WHAT THE TASK ASKS
Retype the data exactly, leaving nothing out.

Web page and app entries:
____
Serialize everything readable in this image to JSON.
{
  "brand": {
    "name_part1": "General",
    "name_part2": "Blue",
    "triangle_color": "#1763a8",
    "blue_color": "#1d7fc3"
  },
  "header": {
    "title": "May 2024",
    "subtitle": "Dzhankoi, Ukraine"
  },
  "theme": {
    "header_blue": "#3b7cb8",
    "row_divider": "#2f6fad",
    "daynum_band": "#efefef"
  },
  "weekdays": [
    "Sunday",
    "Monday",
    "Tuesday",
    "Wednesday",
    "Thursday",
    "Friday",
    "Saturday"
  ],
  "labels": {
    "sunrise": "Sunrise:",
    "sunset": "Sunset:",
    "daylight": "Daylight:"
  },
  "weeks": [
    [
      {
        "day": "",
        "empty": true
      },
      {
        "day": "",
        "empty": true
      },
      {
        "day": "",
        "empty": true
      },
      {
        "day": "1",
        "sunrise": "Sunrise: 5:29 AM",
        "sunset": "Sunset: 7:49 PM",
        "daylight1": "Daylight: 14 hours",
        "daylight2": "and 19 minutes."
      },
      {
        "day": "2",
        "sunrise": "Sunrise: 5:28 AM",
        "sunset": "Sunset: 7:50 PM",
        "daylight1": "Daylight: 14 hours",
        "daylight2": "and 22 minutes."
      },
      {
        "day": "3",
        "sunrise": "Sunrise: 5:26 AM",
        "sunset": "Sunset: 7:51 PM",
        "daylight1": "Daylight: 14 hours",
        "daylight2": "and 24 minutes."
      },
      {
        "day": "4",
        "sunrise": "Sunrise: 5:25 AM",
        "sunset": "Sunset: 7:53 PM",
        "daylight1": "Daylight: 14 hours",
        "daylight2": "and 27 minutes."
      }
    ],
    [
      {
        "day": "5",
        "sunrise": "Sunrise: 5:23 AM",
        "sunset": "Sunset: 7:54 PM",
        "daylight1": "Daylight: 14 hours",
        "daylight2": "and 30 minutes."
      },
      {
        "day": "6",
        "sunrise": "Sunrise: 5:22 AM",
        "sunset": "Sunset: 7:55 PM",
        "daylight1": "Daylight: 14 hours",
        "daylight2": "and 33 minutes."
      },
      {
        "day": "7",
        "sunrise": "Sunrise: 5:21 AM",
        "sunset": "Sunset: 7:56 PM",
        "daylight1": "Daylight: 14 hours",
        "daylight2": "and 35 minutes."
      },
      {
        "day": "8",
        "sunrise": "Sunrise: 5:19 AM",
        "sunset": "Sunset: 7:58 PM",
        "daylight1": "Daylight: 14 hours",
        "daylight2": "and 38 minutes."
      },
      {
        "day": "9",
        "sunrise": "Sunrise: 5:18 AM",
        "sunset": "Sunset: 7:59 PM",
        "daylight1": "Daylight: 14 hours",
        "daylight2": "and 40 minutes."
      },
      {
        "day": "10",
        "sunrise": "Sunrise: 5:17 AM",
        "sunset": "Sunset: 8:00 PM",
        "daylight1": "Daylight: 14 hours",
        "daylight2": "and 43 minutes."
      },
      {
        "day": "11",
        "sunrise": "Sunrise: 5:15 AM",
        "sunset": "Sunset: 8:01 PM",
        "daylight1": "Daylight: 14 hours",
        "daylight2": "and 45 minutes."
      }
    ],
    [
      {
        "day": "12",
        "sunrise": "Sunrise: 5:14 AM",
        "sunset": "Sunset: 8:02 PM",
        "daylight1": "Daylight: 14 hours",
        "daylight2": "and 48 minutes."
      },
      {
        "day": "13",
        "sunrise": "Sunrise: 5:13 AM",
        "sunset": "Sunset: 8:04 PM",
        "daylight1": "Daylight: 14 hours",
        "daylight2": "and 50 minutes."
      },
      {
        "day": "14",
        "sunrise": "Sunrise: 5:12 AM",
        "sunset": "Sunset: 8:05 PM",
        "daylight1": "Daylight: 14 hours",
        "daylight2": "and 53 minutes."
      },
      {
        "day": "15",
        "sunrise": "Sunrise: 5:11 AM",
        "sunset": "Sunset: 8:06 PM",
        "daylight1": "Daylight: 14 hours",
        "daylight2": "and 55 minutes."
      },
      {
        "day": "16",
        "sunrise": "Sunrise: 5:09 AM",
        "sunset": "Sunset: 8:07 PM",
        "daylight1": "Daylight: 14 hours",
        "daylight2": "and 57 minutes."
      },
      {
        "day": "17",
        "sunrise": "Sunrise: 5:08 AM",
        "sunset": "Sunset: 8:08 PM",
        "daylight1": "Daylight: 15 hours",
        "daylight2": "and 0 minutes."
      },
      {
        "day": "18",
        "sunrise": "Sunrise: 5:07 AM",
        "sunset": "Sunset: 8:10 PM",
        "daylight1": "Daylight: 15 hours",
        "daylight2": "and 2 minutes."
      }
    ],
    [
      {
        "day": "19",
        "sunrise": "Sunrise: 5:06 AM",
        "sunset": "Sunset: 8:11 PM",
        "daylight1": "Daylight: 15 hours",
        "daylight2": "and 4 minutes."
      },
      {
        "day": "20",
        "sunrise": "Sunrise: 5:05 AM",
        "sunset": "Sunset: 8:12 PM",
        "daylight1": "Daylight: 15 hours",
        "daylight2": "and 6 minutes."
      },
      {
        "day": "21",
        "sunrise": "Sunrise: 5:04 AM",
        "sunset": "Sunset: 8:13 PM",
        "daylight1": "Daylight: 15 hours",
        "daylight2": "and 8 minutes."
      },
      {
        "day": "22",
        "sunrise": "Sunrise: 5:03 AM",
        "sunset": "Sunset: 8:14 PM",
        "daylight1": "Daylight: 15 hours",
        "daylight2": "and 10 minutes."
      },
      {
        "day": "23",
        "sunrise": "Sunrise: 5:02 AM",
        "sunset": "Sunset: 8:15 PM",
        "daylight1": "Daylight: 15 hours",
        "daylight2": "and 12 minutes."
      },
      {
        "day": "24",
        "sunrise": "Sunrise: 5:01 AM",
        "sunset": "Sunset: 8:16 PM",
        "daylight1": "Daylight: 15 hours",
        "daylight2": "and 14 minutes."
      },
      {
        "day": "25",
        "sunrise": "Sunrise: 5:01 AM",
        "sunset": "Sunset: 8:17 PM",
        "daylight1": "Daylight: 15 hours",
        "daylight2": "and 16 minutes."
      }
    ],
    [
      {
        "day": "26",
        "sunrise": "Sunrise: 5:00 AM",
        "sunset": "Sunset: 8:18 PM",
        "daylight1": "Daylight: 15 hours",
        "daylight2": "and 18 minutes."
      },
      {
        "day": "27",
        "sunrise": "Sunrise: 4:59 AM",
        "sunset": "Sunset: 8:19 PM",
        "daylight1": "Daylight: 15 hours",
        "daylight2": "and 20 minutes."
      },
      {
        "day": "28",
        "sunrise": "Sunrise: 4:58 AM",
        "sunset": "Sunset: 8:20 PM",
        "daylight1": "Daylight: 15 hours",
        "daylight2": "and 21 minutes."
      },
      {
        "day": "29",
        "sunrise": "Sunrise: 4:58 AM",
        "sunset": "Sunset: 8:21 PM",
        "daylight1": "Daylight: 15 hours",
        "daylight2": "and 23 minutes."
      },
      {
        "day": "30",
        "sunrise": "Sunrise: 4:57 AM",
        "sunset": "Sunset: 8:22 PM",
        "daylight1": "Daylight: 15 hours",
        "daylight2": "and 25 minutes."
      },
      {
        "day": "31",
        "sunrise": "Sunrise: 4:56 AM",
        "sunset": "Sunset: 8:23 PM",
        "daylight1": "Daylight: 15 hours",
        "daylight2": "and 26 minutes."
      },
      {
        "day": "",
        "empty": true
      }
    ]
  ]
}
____
SOLUTION TO THE PROBLEM
Serialize everything readable in this image to JSON.
{
  "brand": {
    "name_part1": "General",
    "name_part2": "Blue",
    "triangle_color": "#1763a8",
    "blue_color": "#1d7fc3"
  },
  "header": {
    "title": "May 2024",
    "subtitle": "Dzhankoi, Ukraine"
  },
  "theme": {
    "header_blue": "#3b7cb8",
    "row_divider": "#2f6fad",
    "daynum_band": "#efefef"
  },
  "weekdays": [
    "Sunday",
    "Monday",
    "Tuesday",
    "Wednesday",
    "Thursday",
    "Friday",
    "Saturday"
  ],
  "labels": {
    "sunrise": "Sunrise:",
    "sunset": "Sunset:",
    "daylight": "Daylight:"
  },
  "weeks": [
    [
      {
        "day": "",
        "empty": true
      },
      {
        "day": "",
        "empty": true
      },
      {
        "day": "",
        "empty": true
      },
      {
        "day": "1",
        "sunrise": "Sunrise: 5:29 AM",
        "sunset": "Sunset: 7:49 PM",
        "daylight1": "Daylight: 14 hours",
        "daylight2": "and 19 minutes."
      },
      {
        "day": "2",
        "sunrise": "Sunrise: 5:28 AM",
        "sunset": "Sunset: 7:50 PM",
        "daylight1": "Daylight: 14 hours",
        "daylight2": "and 22 minutes."
      },
      {
        "day": "3",
        "sunrise": "Sunrise: 5:26 AM",
        "sunset": "Sunset: 7:51 PM",
        "daylight1": "Daylight: 14 hours",
        "daylight2": "and 24 minutes."
      },
      {
        "day": "4",
        "sunrise": "Sunrise: 5:25 AM",
        "sunset": "Sunset: 7:53 PM",
        "daylight1": "Daylight: 14 hours",
        "daylight2": "and 27 minutes."
      }
    ],
    [
      {
        "day": "5",
        "sunrise": "Sunrise: 5:23 AM",
        "sunset": "Sunset: 7:54 PM",
        "daylight1": "Daylight: 14 hours",
        "daylight2": "and 30 minutes."
      },
      {
        "day": "6",
        "sunrise": "Sunrise: 5:22 AM",
        "sunset": "Sunset: 7:55 PM",
        "daylight1": "Daylight: 14 hours",
        "daylight2": "and 33 minutes."
      },
      {
        "day": "7",
        "sunrise": "Sunrise: 5:21 AM",
        "sunset": "Sunset: 7:56 PM",
        "daylight1": "Daylight: 14 hours",
        "daylight2": "and 35 minutes."
      },
      {
        "day": "8",
        "sunrise": "Sunrise: 5:19 AM",
        "sunset": "Sunset: 7:58 PM",
        "daylight1": "Daylight: 14 hours",
        "daylight2": "and 38 minutes."
      },
      {
        "day": "9",
        "sunrise": "Sunrise: 5:18 AM",
        "sunset": "Sunset: 7:59 PM",
        "daylight1": "Daylight: 14 hours",
        "daylight2": "and 40 minutes."
      },
      {
        "day": "10",
        "sunrise": "Sunrise: 5:17 AM",
        "sunset": "Sunset: 8:00 PM",
        "daylight1": "Daylight: 14 hours",
        "daylight2": "and 43 minutes."
      },
      {
        "day": "11",
        "sunrise": "Sunrise: 5:15 AM",
        "sunset": "Sunset: 8:01 PM",
        "daylight1": "Daylight: 14 hours",
        "daylight2": "and 45 minutes."
      }
    ],
    [
      {
        "day": "12",
        "sunrise": "Sunrise: 5:14 AM",
        "sunset": "Sunset: 8:02 PM",
        "daylight1": "Daylight: 14 hours",
        "daylight2": "and 48 minutes."
      },
      {
        "day": "13",
        "sunrise": "Sunrise: 5:13 AM",
        "sunset": "Sunset: 8:04 PM",
        "daylight1": "Daylight: 14 hours",
        "daylight2": "and 50 minutes."
      },
      {
        "day": "14",
        "sunrise": "Sunrise: 5:12 AM",
        "sunset": "Sunset: 8:05 PM",
        "daylight1": "Daylight: 14 hours",
        "daylight2": "and 53 minutes."
      },
      {
        "day": "15",
        "sunrise": "Sunrise: 5:11 AM",
        "sunset": "Sunset: 8:06 PM",
        "daylight1": "Daylight: 14 hours",
        "daylight2": "and 55 minutes."
      },
      {
        "day": "16",
        "sunrise": "Sunrise: 5:09 AM",
        "sunset": "Sunset: 8:07 PM",
        "daylight1": "Daylight: 14 hours",
        "daylight2": "and 57 minutes."
      },
      {
        "day": "17",
        "sunrise": "Sunrise: 5:08 AM",
        "sunset": "Sunset: 8:08 PM",
        "daylight1": "Daylight: 15 hours",
        "daylight2": "and 0 minutes."
      },
      {
        "day": "18",
        "sunrise": "Sunrise: 5:07 AM",
        "sunset": "Sunset: 8:10 PM",
        "daylight1": "Daylight: 15 hours",
        "daylight2": "and 2 minutes."
      }
    ],
    [
      {
        "day": "19",
        "sunrise": "Sunrise: 5:06 AM",
        "sunset": "Sunset: 8:11 PM",
        "daylight1": "Daylight: 15 hours",
        "daylight2": "and 4 minutes."
      },
      {
        "day": "20",
        "sunrise": "Sunrise: 5:05 AM",
        "sunset": "Sunset: 8:12 PM",
        "daylight1": "Daylight: 15 hours",
        "daylight2": "and 6 minutes."
      },
      {
        "day": "21",
        "sunrise": "Sunrise: 5:04 AM",
        "sunset": "Sunset: 8:13 PM",
        "daylight1": "Daylight: 15 hours",
        "daylight2": "and 8 minutes."
      },
      {
        "day": "22",
        "sunrise": "Sunrise: 5:03 AM",
        "sunset": "Sunset: 8:14 PM",
        "daylight1": "Daylight: 15 hours",
        "daylight2": "and 10 minutes."
      },
      {
        "day": "23",
        "sunrise": "Sunrise: 5:02 AM",
        "sunset": "Sunset: 8:15 PM",
        "daylight1": "Daylight: 15 hours",
        "daylight2": "and 12 minutes."
      },
      {
        "day": "24",
        "sunrise": "Sunrise: 5:01 AM",
        "sunset": "Sunset: 8:16 PM",
        "daylight1": "Daylight: 15 hours",
        "daylight2": "and 14 minutes."
      },
      {
        "day": "25",
        "sunrise": "Sunrise: 5:01 AM",
        "sunset": "Sunset: 8:17 PM",
        "daylight1": "Daylight: 15 hours",
        "daylight2": "and 16 minutes."
      }
    ],
    [
      {
        "day": "26",
        "sunrise": "Sunrise: 5:00 AM",
        "sunset": "Sunset: 8:18 PM",
        "daylight1": "Daylight: 15 hours",
        "daylight2": "and 18 minutes."
      },
      {
        "day": "27",
        "sunrise": "Sunrise: 4:59 AM",
        "sunset": "Sunset: 8:19 PM",
        "daylight1": "Daylight: 15 hours",
        "daylight2": "and 20 minutes."
      },
      {
        "day": "28",
        "sunrise": "Sunrise: 4:58 AM",
        "sunset": "Sunset: 8:20 PM",
        "daylight1": "Daylight: 15 hours",
        "daylight2": "and 21 minutes."
      },
      {
        "day": "29",
        "sunrise": "Sunrise: 4:58 AM",
        "sunset": "Sunset: 8:21 PM",
        "daylight1": "Daylight: 15 hours",
        "daylight2": "and 23 minutes."
      },
      {
        "day": "30",
        "sunrise": "Sunrise: 4:57 AM",
        "sunset": "Sunset: 8:22 PM",
        "daylight1": "Daylight: 15 hours",
        "daylight2": "and 25 minutes."
      },
      {
        "day": "31",
        "sunrise": "Sunrise: 4:56 AM",
        "sunset": "Sunset: 8:23 PM",
        "daylight1": "Daylight: 15 hours",
        "daylight2": "and 26 minutes."
      },
      {
        "day": "",
        "empty": true
      }
    ]
  ]
}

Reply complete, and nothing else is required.